**TASK GOAL**
Every entry is to be set down a second time, precisely as written.

•••••

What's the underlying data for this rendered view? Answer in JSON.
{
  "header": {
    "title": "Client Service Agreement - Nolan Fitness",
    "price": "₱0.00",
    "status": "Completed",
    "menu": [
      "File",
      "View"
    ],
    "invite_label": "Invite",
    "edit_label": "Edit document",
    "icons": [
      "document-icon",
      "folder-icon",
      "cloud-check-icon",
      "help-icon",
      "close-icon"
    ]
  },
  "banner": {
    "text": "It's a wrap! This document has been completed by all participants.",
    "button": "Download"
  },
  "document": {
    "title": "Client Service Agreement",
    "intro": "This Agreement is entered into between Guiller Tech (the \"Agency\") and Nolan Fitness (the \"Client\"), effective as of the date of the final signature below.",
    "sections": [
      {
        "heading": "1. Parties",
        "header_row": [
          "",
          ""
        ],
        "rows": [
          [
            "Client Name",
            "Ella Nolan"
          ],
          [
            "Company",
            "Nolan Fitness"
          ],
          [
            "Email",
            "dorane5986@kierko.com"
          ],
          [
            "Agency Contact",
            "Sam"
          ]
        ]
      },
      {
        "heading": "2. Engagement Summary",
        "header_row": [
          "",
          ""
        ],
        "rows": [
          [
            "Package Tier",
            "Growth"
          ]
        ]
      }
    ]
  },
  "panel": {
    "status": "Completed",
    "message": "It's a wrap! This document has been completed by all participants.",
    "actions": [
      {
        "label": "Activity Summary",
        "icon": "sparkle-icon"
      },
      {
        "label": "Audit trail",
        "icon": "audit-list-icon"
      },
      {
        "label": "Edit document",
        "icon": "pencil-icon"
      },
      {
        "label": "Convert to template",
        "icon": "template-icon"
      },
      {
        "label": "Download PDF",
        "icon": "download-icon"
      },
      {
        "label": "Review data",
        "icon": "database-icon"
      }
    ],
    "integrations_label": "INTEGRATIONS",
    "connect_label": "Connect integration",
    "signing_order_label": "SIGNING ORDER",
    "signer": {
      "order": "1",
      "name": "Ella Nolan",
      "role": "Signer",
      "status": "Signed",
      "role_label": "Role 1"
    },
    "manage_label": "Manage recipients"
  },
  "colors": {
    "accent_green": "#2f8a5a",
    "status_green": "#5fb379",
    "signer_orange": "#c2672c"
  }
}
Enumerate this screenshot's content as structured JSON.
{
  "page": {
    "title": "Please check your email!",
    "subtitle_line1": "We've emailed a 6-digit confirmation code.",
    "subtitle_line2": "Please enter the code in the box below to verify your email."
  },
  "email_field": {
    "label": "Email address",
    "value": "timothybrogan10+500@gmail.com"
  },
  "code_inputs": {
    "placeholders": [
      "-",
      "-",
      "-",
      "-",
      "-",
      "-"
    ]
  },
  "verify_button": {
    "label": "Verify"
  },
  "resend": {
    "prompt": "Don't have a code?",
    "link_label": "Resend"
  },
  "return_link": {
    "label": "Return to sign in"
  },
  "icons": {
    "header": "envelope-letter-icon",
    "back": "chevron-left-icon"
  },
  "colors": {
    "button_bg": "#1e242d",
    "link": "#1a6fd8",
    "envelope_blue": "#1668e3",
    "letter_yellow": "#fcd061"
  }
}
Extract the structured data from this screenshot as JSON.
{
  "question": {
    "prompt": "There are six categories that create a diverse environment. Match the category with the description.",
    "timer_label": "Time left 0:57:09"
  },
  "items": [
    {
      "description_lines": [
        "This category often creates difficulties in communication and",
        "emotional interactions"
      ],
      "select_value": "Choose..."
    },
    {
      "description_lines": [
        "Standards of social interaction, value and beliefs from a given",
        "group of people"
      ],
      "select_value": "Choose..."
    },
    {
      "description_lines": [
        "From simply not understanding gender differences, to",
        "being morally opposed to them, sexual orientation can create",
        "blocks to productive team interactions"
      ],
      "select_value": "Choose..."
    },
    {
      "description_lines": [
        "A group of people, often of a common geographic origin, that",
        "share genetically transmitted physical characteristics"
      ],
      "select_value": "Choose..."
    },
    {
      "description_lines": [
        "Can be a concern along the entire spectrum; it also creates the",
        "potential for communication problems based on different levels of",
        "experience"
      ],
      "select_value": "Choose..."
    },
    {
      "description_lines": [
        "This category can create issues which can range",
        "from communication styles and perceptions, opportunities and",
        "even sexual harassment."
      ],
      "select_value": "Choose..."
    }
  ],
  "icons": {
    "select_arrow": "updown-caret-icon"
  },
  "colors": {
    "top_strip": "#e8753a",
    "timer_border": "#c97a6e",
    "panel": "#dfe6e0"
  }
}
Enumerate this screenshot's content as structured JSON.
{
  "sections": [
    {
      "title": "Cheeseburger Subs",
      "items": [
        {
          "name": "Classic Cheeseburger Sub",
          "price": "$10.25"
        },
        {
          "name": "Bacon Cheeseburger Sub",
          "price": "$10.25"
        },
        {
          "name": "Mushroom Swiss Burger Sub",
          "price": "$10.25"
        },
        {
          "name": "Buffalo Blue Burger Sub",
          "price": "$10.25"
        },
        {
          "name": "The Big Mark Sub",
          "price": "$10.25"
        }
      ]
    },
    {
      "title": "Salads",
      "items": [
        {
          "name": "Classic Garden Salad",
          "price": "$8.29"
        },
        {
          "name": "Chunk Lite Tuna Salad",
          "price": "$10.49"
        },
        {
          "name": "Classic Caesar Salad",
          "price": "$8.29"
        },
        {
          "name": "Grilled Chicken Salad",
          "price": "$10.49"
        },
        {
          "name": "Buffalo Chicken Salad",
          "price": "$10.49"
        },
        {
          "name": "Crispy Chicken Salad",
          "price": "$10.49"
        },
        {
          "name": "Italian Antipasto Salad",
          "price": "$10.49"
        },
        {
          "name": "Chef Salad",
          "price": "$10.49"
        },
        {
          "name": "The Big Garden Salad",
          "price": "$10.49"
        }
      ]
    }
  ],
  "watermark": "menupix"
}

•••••

**REPLY TO THE EXERCISE**
What's the underlying data for this rendered view? Answer in JSON.
{
  "header": {
    "title": "Client Service Agreement - Nolan Fitness",
    "price": "₱0.00",
    "status": "Completed",
    "menu": [
      "File",
      "View"
    ],
    "invite_label": "Invite",
    "edit_label": "Edit document",
    "icons": [
      "document-icon",
      "folder-icon",
      "cloud-check-icon",
      "help-icon",
      "close-icon"
    ]
  },
  "banner": {
    "text": "It's a wrap! This document has been completed by all participants.",
    "button": "Download"
  },
  "document": {
    "title": "Client Service Agreement",
    "intro": "This Agreement is entered into between Guiller Tech (the \"Agency\") and Nolan Fitness (the \"Client\"), effective as of the date of the final signature below.",
    "sections": [
      {
        "heading": "1. Parties",
        "header_row": [
          "",
          ""
        ],
        "rows": [
          [
            "Client Name",
            "Ella Nolan"
          ],
          [
            "Company",
            "Nolan Fitness"
          ],
          [
            "Email",
            "dorane5986@kierko.com"
          ],
          [
            "Agency Contact",
            "Sam"
          ]
        ]
      },
      {
        "heading": "2. Engagement Summary",
        "header_row": [
          "",
          ""
        ],
        "rows": [
          [
            "Package Tier",
            "Growth"
          ]
        ]
      }
    ]
  },
  "panel": {
    "status": "Completed",
    "message": "It's a wrap! This document has been completed by all participants.",
    "actions": [
      {
        "label": "Activity Summary",
        "icon": "sparkle-icon"
      },
      {
        "label": "Audit trail",
        "icon": "audit-list-icon"
      },
      {
        "label": "Edit document",
        "icon": "pencil-icon"
      },
      {
        "label": "Convert to template",
        "icon": "template-icon"
      },
      {
        "label": "Download PDF",
        "icon": "download-icon"
      },
      {
        "label": "Review data",
        "icon": "database-icon"
      }
    ],
    "integrations_label": "INTEGRATIONS",
    "connect_label": "Connect integration",
    "signing_order_label": "SIGNING ORDER",
    "signer": {
      "order": "1",
      "name": "Ella Nolan",
      "role": "Signer",
      "status": "Signed",
      "role_label": "Role 1"
    },
    "manage_label": "Manage recipients"
  },
  "colors": {
    "accent_green": "#2f8a5a",
    "status_green": "#5fb379",
    "signer_orange": "#c2672c"
  }
}
Enumerate this screenshot's content as structured JSON.
{
  "page": {
    "title": "Please check your email!",
    "subtitle_line1": "We've emailed a 6-digit confirmation code.",
    "subtitle_line2": "Please enter the code in the box below to verify your email."
  },
  "email_field": {
    "label": "Email address",
    "value": "timothybrogan10+500@gmail.com"
  },
  "code_inputs": {
    "placeholders": [
      "-",
      "-",
      "-",
      "-",
      "-",
      "-"
    ]
  },
  "verify_button": {
    "label": "Verify"
  },
  "resend": {
    "prompt": "Don't have a code?",
    "link_label": "Resend"
  },
  "return_link": {
    "label": "Return to sign in"
  },
  "icons": {
    "header": "envelope-letter-icon",
    "back": "chevron-left-icon"
  },
  "colors": {
    "button_bg": "#1e242d",
    "link": "#1a6fd8",
    "envelope_blue": "#1668e3",
    "letter_yellow": "#fcd061"
  }
}
Extract the structured data from this screenshot as JSON.
{
  "question": {
    "prompt": "There are six categories that create a diverse environment. Match the category with the description.",
    "timer_label": "Time left 0:57:09"
  },
  "items": [
    {
      "description_lines": [
        "This category often creates difficulties in communication and",
        "emotional interactions"
      ],
      "select_value": "Choose..."
    },
    {
      "description_lines": [
        "Standards of social interaction, value and beliefs from a given",
        "group of people"
      ],
      "select_value": "Choose..."
    },
    {
      "description_lines": [
        "From simply not understanding gender differences, to",
        "being morally opposed to them, sexual orientation can create",
        "blocks to productive team interactions"
      ],
      "select_value": "Choose..."
    },
    {
      "description_lines": [
        "A group of people, often of a common geographic origin, that",
        "share genetically transmitted physical characteristics"
      ],
      "select_value": "Choose..."
    },
    {
      "description_lines": [
        "Can be a concern along the entire spectrum; it also creates the",
        "potential for communication problems based on different levels of",
        "experience"
      ],
      "select_value": "Choose..."
    },
    {
      "description_lines": [
        "This category can create issues which can range",
        "from communication styles and perceptions, opportunities and",
        "even sexual harassment."
      ],
      "select_value": "Choose..."
    }
  ],
  "icons": {
    "select_arrow": "updown-caret-icon"
  },
  "colors": {
    "top_strip": "#e8753a",
    "timer_border": "#c97a6e",
    "panel": "#dfe6e0"
  }
}
Enumerate this screenshot's content as structured JSON.
{
  "sections": [
    {
      "title": "Cheeseburger Subs",
      "items": [
        {
          "name": "Classic Cheeseburger Sub",
          "price": "$10.25"
        },
        {
          "name": "Bacon Cheeseburger Sub",
          "price": "$10.25"
        },
        {
          "name": "Mushroom Swiss Burger Sub",
          "price": "$10.25"
        },
        {
          "name": "Buffalo Blue Burger Sub",
          "price": "$10.25"
        },
        {
          "name": "The Big Mark Sub",
          "price": "$10.25"
        }
      ]
    },
    {
      "title": "Salads",
      "items": [
        {
          "name": "Classic Garden Salad",
          "price": "$8.29"
        },
        {
          "name": "Chunk Lite Tuna Salad",
          "price": "$10.49"
        },
        {
          "name": "Classic Caesar Salad",
          "price": "$8.29"
        },
        {
          "name": "Grilled Chicken Salad",
          "price": "$10.49"
        },
        {
          "name": "Buffalo Chicken Salad",
          "price": "$10.49"
        },
        {
          "name": "Crispy Chicken Salad",
          "price": "$10.49"
        },
        {
          "name": "Italian Antipasto Salad",
          "price": "$10.49"
        },
        {
          "name": "Chef Salad",
          "price": "$10.49"
        },
        {
          "name": "The Big Garden Salad",
          "price": "$10.49"
        }
      ]
    }
  ],
  "watermark": "menupix"
}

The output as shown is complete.